If you’ve ever watched an episode of Location, Location, Location you’ll know that it’s very rare for a first offer to be expected – there’s usually some back and forth. This is why it’s often a good idea to go in with an initial offer that’s slightly below the max that you’d be prepared to pay. Bear in mind that putting in an offer much lower than the asking price is not likely to go down well and so unless you have a solid justification for this (eg: you know there’s significant structural work required), it’s best avoided.
One good tip is to put yourself in the shoes of the seller. If you’d listed your house for £200K and some anonymous human puts forward an offer of £175K, chances are you’re going to pretty miffed at the cheek of them and annoyed that they’re wasting your time. However, if you received this same offer of £175K along with some justification of why it’s £25K lower than the asking price, you’d probably view it in a different light. This approach doesn’t guarantee you getting a steal, but it does set the scene for a negotiation in which the seller is more likely to come down from their asking price.
How do I actually make an offer?
When it comes to making an offer, you’ll go through the estate agent. The simplest and easiest thing to do is to give them a quick call with your offer and see what happens. There’s nothing wrong with this and I’m sure it’s the most common way to make an offer. However, to my mind, there’s a far better way of approaching this that will increase your chances of being successful.

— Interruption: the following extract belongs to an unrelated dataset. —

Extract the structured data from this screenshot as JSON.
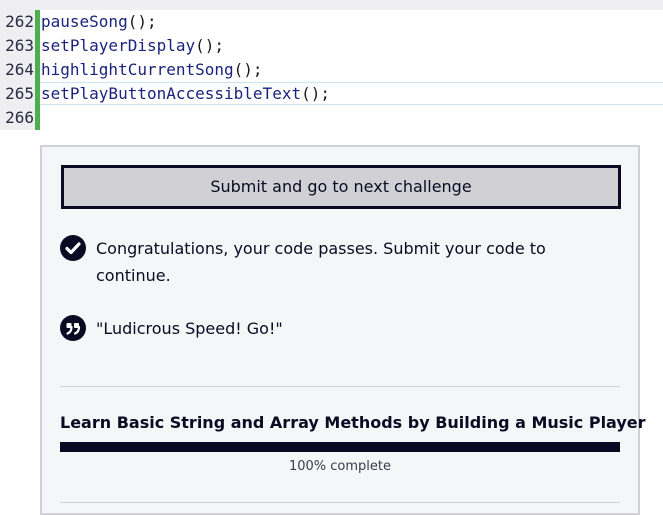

I won’t go into detail on the stuff I’ve written about in a post about how to make your offer irresistible, but it’s all about selling yourself and building rapport. So when you get in touch with the estate agent, make sure to reinforce why you’re a dream buyer eg: first time buyer so no property to sell, already have mortgage AIP in place, flexible date-wise. As mentioned above, if your offer is below the asking price, make sure you justify why this is.
Follow-up the phone call with an email to reiterate the key points of your offer and situation – this serves as a helpful reminder to the estate agent when they pass your offer onto the seller. It also means you’ll come across as a serious buyer which the estate agent will notice.
The only other thing I’d mention is that if you’re able to visit the estate agent in person to make the offer, do it. It may sound a little formal and old-fashioned, but any opportunity to make a good impression should be taken and there’s no substitute to speaking with people face-to-face.
What happens next?
The period of silence after you make an offer can be quite unnerving. It could be minutes, hours or days until you hear back from the estate agent and there’s nothing you can do but wait.
We were very fortunate in that our first offer was accepted. I’m convinced that this was largely down to the tips I mentioned above, especially as we got the house for £20K less than we were prepared to pay and well below the asking price. However, there will have been some luck in there too, and to have a first offer accepted is quite rare.
I’ve never been involved in a negotiation process so I don’t think I’m best-placed to give tips on how to deal with this. What I will say, however, is that you should stick to your guns and not go over either your max budget or how much you think the property is worth.
You may get the first place you offer on, you may get the 20th place you offer on, so there really is a decent chunk of luck involved. Once you do get that incredibly exciting call to say your offer has been accepted, the process of actually buying the house begins. To give you an idea of what this looks like, here’s a post about our house buying journey.